Read through the data and count the lines that contain the string "Devices"; give only the result.
★ ★ ★ ★ ★ ★ ★
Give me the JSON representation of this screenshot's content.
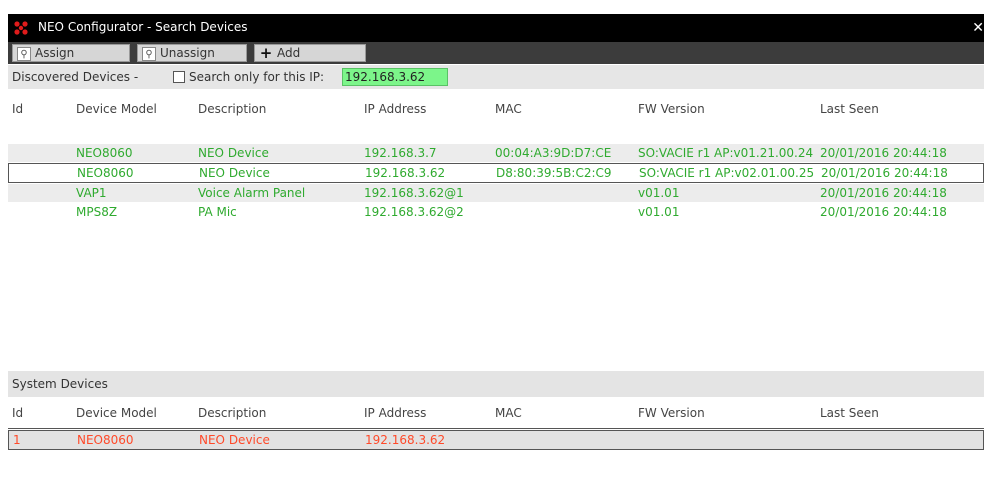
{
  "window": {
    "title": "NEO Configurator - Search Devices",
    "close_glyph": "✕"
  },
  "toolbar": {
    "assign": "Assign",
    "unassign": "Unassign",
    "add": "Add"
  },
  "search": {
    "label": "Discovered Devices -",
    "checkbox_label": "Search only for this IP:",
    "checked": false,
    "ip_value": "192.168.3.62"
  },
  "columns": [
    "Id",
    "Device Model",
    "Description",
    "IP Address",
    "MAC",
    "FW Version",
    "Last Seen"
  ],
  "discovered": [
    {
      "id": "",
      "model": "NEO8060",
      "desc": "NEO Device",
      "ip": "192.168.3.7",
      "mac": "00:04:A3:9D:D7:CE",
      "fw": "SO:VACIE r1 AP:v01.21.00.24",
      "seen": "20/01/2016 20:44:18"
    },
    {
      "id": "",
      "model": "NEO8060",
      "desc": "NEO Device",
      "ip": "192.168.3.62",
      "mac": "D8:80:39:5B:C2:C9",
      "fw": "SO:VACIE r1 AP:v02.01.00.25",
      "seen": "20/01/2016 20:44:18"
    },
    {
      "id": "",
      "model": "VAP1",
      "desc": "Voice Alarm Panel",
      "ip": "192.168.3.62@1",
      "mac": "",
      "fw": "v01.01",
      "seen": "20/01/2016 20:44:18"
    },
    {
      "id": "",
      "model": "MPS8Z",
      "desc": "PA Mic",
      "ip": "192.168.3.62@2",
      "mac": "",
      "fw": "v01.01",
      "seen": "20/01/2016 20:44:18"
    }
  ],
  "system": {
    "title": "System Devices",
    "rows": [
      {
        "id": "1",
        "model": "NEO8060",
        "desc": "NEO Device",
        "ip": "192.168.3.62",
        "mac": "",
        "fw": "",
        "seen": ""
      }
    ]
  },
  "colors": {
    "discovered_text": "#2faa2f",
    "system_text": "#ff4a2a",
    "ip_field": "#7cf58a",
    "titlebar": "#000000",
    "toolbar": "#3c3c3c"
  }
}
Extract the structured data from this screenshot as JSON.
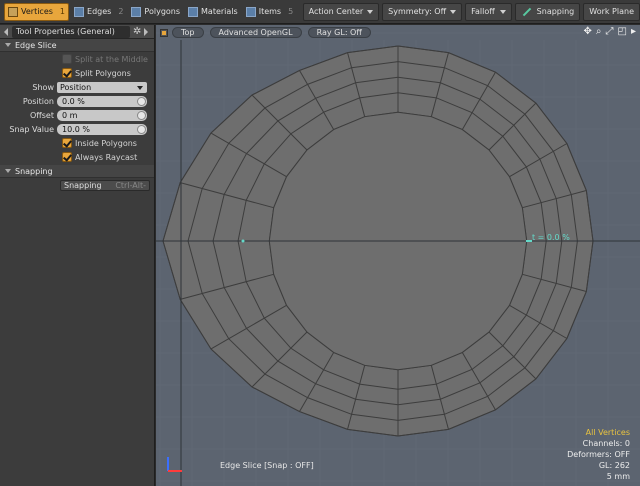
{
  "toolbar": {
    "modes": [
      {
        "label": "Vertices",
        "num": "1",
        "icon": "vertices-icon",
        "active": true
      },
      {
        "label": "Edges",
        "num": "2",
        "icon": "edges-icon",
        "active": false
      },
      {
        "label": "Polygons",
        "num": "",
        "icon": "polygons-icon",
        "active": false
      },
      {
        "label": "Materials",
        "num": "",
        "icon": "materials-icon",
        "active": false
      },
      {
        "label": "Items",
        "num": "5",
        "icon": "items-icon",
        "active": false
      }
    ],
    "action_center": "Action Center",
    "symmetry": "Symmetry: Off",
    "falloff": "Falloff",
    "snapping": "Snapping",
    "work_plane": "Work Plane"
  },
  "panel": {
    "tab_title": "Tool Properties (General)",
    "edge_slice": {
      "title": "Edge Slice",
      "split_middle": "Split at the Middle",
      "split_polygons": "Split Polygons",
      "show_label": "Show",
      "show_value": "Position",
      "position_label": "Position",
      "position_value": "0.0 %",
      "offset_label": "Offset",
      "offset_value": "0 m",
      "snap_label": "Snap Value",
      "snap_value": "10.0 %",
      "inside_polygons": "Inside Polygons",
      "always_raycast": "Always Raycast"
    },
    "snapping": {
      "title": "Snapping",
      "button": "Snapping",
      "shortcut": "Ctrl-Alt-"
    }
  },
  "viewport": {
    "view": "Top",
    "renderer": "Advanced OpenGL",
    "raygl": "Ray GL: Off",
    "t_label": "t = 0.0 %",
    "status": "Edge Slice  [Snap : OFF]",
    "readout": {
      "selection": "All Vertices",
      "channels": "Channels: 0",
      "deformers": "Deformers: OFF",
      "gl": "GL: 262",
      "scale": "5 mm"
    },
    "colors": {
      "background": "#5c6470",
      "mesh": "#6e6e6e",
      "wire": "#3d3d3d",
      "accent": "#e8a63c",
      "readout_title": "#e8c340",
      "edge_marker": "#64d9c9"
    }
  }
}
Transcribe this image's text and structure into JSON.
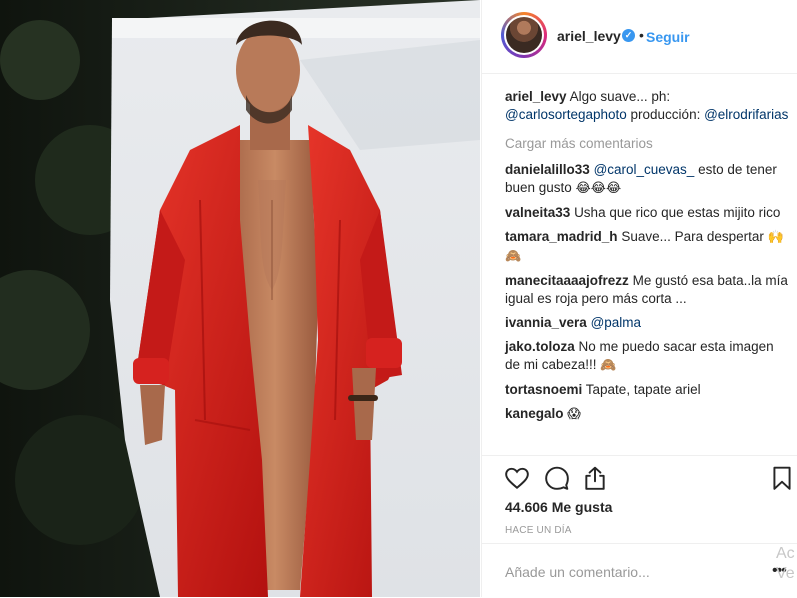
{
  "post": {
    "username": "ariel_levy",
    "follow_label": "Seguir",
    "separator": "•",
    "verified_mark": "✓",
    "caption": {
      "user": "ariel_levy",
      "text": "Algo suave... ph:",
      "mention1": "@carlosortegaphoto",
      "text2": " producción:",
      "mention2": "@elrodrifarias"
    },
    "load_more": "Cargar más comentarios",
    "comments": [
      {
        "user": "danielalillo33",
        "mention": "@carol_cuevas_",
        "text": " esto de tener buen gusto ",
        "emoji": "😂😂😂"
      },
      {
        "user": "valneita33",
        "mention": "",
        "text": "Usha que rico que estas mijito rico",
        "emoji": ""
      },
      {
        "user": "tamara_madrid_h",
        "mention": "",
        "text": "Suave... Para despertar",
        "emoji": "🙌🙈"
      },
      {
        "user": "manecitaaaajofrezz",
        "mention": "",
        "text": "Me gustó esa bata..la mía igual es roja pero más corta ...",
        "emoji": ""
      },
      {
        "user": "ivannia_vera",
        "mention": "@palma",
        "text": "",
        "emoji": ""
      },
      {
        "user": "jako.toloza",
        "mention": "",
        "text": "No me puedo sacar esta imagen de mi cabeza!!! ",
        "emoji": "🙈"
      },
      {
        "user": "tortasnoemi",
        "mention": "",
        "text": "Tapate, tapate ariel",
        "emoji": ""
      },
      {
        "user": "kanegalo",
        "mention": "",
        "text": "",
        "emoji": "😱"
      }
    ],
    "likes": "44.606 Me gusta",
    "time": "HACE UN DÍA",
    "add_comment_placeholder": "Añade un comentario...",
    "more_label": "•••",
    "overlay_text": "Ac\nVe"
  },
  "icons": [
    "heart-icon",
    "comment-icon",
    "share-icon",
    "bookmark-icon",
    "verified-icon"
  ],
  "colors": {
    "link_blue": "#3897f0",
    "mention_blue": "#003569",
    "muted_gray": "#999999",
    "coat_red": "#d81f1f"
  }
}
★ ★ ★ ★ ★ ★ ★
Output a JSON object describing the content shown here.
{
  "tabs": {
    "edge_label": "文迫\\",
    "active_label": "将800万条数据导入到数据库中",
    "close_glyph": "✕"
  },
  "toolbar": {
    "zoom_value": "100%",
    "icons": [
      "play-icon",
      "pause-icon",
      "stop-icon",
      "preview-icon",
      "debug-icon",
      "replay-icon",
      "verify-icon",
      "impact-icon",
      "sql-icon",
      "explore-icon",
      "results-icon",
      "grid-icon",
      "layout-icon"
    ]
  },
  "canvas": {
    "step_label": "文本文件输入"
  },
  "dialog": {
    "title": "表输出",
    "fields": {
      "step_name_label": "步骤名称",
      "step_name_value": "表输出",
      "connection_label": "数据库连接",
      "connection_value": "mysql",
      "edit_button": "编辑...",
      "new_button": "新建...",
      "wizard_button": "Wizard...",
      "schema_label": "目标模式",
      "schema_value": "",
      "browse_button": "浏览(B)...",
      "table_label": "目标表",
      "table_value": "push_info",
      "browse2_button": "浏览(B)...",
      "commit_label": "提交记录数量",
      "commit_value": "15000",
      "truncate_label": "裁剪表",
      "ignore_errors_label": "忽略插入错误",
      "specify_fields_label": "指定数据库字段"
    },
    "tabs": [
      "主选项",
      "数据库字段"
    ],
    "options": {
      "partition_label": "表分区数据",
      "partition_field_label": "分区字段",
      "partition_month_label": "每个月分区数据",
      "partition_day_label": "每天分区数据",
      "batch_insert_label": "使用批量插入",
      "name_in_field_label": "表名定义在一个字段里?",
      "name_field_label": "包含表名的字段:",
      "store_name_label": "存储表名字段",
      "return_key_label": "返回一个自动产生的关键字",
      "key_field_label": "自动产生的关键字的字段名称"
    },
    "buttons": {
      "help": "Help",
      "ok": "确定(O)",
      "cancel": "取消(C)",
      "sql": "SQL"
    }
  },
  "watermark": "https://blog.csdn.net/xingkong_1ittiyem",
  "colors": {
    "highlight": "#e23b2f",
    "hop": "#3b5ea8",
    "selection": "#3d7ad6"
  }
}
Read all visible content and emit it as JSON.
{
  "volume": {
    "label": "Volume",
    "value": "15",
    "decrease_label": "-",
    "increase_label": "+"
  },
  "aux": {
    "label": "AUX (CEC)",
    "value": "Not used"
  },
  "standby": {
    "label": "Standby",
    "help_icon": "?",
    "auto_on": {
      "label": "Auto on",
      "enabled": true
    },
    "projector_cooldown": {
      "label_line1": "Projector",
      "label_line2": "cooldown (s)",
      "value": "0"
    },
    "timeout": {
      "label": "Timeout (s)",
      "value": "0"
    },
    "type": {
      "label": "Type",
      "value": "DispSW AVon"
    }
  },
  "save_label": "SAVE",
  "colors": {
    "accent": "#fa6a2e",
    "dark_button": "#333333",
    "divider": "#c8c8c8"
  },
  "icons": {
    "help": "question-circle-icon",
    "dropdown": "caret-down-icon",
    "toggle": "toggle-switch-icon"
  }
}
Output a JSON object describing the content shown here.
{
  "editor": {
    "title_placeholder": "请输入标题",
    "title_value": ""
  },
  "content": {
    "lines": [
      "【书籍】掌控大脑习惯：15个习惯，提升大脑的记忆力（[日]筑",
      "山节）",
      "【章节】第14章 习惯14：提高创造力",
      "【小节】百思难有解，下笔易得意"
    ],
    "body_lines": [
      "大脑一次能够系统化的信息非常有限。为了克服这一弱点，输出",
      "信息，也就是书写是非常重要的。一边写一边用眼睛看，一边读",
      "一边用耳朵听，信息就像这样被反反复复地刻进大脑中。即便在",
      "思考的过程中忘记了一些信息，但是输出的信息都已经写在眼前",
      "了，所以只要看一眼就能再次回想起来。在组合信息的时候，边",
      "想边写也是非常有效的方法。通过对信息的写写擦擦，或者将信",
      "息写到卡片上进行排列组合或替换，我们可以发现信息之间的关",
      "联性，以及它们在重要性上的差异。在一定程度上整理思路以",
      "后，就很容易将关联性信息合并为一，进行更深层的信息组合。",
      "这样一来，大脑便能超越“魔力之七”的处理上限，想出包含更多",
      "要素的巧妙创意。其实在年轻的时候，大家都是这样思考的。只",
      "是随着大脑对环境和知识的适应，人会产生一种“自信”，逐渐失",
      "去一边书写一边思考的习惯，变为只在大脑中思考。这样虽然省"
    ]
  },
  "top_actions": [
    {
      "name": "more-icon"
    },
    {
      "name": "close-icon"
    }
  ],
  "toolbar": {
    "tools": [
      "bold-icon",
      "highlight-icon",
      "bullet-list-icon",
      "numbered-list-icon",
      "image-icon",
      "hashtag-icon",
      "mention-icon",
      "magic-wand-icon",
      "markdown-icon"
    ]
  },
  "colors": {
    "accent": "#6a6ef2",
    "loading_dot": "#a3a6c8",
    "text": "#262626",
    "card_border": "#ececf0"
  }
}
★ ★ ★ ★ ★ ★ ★
## [Output of the task]
3